Great, because 3.5 worked so well! :(
What are you doing to address this case: A new API is added in 4.5 to an existing assembly, an app is built against this API and then run on a 4.0 CLR??
In 3.5, the app worked for the most part then crashed horribly, the example being an overload added to EventWaitHandle.WaitOne() which was not in 2.0.
You never learn.
And multitargeting was designed to prevent exactly that.
After installing 4.5 some of the programs I use that are 4.0 reliant broke:(
@JJ Murphy: I'm sorry to hear that your program broke. We need this feedback to ensure the final release of .NET 4.5 is compatible. Please make sure to tell us what broke (via Connect) so we know what to fix.
Is Microsoft listening to the feedback?
If you would just let 4.0 and 4.5 co-exist on the same machine as separate runtimes, then you could not break 4.0 applications.

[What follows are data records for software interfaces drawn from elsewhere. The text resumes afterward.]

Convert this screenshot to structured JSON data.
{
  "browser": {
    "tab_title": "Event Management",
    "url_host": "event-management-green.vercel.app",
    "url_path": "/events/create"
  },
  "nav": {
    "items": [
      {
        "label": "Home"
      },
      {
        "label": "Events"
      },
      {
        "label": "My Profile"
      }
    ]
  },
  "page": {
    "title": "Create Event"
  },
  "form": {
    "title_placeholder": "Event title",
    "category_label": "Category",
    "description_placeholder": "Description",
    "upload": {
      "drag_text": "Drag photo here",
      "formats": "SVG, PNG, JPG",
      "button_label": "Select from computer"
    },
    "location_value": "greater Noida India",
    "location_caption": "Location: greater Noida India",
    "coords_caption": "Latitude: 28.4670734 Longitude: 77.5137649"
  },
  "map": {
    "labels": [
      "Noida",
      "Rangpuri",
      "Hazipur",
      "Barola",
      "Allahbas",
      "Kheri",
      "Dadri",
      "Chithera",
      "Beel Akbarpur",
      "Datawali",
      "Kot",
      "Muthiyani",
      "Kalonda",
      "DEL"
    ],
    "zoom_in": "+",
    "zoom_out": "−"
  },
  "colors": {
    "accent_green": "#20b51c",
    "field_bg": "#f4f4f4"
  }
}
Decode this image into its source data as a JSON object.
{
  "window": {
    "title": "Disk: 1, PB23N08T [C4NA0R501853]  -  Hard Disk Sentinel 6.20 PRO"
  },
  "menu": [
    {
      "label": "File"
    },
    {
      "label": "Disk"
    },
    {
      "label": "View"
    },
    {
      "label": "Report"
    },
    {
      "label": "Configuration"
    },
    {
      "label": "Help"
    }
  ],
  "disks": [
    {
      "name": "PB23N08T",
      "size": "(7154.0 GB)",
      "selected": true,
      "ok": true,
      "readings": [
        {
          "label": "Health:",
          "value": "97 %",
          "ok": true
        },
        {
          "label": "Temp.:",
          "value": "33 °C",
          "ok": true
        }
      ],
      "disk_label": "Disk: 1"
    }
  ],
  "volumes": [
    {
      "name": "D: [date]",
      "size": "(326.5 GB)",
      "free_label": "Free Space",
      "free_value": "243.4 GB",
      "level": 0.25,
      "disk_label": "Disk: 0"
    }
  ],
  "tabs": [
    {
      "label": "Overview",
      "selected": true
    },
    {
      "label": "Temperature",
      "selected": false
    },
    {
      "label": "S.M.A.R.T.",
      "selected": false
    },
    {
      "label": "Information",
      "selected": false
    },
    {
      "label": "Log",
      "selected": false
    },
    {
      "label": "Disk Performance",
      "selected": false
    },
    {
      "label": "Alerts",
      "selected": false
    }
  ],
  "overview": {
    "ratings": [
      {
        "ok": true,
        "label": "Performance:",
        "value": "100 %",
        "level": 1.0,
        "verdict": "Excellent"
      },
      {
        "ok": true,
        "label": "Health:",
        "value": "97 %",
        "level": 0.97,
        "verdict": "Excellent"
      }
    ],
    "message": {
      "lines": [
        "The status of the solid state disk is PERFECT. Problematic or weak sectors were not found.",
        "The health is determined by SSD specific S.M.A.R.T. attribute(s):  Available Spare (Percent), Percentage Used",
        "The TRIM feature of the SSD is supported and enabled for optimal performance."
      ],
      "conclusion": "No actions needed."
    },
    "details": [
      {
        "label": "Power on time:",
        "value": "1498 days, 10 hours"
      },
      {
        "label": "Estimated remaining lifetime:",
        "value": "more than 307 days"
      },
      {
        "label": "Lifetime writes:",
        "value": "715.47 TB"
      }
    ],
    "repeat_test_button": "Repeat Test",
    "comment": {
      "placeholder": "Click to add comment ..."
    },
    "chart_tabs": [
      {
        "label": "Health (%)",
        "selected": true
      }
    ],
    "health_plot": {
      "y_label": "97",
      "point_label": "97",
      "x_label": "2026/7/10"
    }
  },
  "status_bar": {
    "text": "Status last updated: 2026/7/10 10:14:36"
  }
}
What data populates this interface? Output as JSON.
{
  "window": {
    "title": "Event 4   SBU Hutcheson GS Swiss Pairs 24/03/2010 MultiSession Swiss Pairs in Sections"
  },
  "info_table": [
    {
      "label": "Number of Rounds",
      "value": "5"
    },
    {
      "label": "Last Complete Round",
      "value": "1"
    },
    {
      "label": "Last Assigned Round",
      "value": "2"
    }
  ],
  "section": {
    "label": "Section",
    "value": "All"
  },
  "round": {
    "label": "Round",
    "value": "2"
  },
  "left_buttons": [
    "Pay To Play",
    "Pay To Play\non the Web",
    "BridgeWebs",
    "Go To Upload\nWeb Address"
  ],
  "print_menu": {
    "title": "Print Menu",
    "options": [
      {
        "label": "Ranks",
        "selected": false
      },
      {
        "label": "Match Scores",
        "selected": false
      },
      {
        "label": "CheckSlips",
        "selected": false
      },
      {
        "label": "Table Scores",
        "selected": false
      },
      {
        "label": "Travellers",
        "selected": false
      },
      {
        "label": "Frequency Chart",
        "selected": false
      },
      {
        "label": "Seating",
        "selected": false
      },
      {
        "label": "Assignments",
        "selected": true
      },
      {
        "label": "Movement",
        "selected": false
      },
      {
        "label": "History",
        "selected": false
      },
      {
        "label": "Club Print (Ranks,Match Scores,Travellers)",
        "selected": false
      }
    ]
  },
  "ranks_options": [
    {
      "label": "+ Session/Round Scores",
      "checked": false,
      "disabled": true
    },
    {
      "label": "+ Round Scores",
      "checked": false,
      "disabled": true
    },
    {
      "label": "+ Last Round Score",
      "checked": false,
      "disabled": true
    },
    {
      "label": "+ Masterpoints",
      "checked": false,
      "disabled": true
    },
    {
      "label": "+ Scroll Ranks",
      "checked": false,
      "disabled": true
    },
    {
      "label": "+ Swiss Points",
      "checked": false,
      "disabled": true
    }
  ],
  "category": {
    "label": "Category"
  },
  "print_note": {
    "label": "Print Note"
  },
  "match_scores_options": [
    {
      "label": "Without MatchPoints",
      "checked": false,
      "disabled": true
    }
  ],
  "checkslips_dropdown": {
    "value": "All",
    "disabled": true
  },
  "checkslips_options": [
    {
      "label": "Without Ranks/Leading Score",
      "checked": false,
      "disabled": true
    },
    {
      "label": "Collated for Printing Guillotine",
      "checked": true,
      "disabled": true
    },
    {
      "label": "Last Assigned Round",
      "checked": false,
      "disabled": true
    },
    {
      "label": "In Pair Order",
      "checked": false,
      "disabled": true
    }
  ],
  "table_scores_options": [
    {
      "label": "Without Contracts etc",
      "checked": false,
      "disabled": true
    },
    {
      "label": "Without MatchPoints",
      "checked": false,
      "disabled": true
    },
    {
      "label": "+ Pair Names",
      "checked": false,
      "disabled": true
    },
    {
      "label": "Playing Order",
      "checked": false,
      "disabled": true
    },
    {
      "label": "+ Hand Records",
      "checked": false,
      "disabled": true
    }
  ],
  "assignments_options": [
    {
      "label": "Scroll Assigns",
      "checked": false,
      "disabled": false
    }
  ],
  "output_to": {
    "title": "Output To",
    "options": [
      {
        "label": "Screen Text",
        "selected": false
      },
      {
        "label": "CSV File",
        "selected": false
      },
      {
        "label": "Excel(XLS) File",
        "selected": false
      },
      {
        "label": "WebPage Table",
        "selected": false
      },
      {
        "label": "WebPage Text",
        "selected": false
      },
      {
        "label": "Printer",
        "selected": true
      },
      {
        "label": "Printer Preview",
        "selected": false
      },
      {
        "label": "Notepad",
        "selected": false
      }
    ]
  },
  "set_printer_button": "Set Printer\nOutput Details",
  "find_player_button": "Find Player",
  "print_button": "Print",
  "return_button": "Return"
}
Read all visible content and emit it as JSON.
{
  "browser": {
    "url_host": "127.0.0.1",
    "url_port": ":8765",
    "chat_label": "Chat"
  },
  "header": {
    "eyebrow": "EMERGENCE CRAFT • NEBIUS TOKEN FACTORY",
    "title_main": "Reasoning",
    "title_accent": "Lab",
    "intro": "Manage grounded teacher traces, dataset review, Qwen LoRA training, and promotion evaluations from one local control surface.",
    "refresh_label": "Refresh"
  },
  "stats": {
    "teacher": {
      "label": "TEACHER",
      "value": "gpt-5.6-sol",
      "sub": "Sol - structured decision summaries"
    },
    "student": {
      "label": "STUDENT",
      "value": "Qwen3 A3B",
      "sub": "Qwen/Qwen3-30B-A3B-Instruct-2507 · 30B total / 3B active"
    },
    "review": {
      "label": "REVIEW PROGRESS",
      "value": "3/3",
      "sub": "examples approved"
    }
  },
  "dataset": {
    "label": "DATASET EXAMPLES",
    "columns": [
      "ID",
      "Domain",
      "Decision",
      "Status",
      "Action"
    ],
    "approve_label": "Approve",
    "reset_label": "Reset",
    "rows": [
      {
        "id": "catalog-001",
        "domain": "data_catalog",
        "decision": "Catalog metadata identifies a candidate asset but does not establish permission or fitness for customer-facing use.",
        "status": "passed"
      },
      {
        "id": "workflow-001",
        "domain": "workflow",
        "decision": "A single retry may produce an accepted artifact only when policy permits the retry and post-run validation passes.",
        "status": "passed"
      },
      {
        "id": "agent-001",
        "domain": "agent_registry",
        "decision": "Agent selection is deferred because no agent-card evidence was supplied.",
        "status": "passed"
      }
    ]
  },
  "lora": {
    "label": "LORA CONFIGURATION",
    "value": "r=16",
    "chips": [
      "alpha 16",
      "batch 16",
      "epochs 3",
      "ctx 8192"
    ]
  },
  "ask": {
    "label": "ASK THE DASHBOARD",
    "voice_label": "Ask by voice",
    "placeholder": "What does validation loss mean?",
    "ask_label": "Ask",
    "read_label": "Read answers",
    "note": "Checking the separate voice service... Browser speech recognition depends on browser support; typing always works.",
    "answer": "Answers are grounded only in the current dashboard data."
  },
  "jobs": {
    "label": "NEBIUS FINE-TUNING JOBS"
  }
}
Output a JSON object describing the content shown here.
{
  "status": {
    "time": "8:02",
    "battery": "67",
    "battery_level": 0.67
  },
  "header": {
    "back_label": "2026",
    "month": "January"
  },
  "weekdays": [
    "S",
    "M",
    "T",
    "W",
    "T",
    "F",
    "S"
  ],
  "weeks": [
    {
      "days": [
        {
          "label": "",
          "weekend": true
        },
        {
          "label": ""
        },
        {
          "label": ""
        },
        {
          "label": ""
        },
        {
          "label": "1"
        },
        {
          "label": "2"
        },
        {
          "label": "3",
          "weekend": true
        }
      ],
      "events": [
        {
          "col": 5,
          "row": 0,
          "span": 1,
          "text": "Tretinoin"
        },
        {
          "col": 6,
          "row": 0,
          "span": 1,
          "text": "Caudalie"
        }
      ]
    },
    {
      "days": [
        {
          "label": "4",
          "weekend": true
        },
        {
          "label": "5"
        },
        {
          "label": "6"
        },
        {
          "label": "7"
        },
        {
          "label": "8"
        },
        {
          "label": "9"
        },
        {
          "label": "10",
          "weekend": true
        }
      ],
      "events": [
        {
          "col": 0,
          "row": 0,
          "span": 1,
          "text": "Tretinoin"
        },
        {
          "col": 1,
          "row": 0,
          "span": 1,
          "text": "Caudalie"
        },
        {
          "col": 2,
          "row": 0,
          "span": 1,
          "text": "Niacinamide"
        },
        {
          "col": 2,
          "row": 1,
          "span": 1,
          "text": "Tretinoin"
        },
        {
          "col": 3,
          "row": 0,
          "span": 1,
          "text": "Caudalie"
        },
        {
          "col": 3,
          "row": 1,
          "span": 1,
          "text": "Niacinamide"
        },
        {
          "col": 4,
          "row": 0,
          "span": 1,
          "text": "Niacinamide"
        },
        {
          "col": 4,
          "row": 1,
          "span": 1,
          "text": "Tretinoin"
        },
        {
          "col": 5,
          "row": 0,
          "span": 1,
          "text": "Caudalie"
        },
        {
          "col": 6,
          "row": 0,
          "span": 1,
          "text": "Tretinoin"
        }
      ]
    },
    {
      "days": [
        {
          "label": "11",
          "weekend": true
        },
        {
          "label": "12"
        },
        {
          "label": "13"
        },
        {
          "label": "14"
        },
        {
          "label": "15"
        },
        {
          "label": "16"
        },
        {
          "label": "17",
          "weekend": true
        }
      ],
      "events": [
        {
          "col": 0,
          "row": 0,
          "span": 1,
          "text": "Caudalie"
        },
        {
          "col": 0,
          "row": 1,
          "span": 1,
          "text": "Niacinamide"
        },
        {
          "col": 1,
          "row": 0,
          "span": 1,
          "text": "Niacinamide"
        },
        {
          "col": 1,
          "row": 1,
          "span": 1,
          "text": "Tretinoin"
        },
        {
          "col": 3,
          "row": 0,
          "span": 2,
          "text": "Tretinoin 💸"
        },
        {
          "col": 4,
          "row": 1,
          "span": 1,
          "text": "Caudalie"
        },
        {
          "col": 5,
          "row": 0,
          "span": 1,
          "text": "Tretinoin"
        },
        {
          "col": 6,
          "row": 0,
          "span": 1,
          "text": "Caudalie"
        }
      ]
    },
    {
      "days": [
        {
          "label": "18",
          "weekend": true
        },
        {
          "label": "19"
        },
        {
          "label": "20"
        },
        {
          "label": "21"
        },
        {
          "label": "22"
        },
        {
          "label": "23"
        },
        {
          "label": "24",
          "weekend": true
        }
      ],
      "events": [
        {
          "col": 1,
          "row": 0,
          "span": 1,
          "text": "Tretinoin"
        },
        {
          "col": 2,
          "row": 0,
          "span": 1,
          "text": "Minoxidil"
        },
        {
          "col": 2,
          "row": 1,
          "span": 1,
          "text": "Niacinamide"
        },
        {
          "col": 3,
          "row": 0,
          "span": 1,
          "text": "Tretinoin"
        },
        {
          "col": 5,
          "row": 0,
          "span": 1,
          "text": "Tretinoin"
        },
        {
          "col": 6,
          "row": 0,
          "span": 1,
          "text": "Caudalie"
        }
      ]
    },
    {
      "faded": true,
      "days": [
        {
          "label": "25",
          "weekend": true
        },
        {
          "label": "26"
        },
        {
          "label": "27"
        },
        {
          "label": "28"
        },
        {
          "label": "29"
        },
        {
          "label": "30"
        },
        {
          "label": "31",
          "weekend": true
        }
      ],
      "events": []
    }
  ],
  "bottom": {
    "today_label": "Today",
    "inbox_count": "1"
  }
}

@Brian: I'll work on getting a discussion going about side-by-side vs. in-place releases. There's more to consider than just compatibility. And I can assure you, the comments left here are being read and discussed amongst the teams contributing to .NET.
Please, please listen to what Michael K. Campbell has to say on www.devproconnections.com/.../net-framework
If they're 100% compatible then do a in-place upgrade, but don't call it 4.5. If you make breaking changes you can NOT guarantee compatibility. When I write something against version X then I want the guarantee that it would work the same years from now -- as long as the underlying OS is supported. If installing 4.5, because some other app needs it, breaks 4.0 apps then the whole proposition goes out the window. We would now have to worry about checking old apps, for which we may not have the source to or the man power to retest in 4.5
To even consider this is so asinine that I would personally fire the person who even thought this would be a good idea.
What do you mean by "compatibility"?
You have added new types (TypeInfo, for example) and other types moved in other assemblies. This is a breaking change! And this is done without changing of the Framework version!
My projects no longer be compiled after installation of VS 11.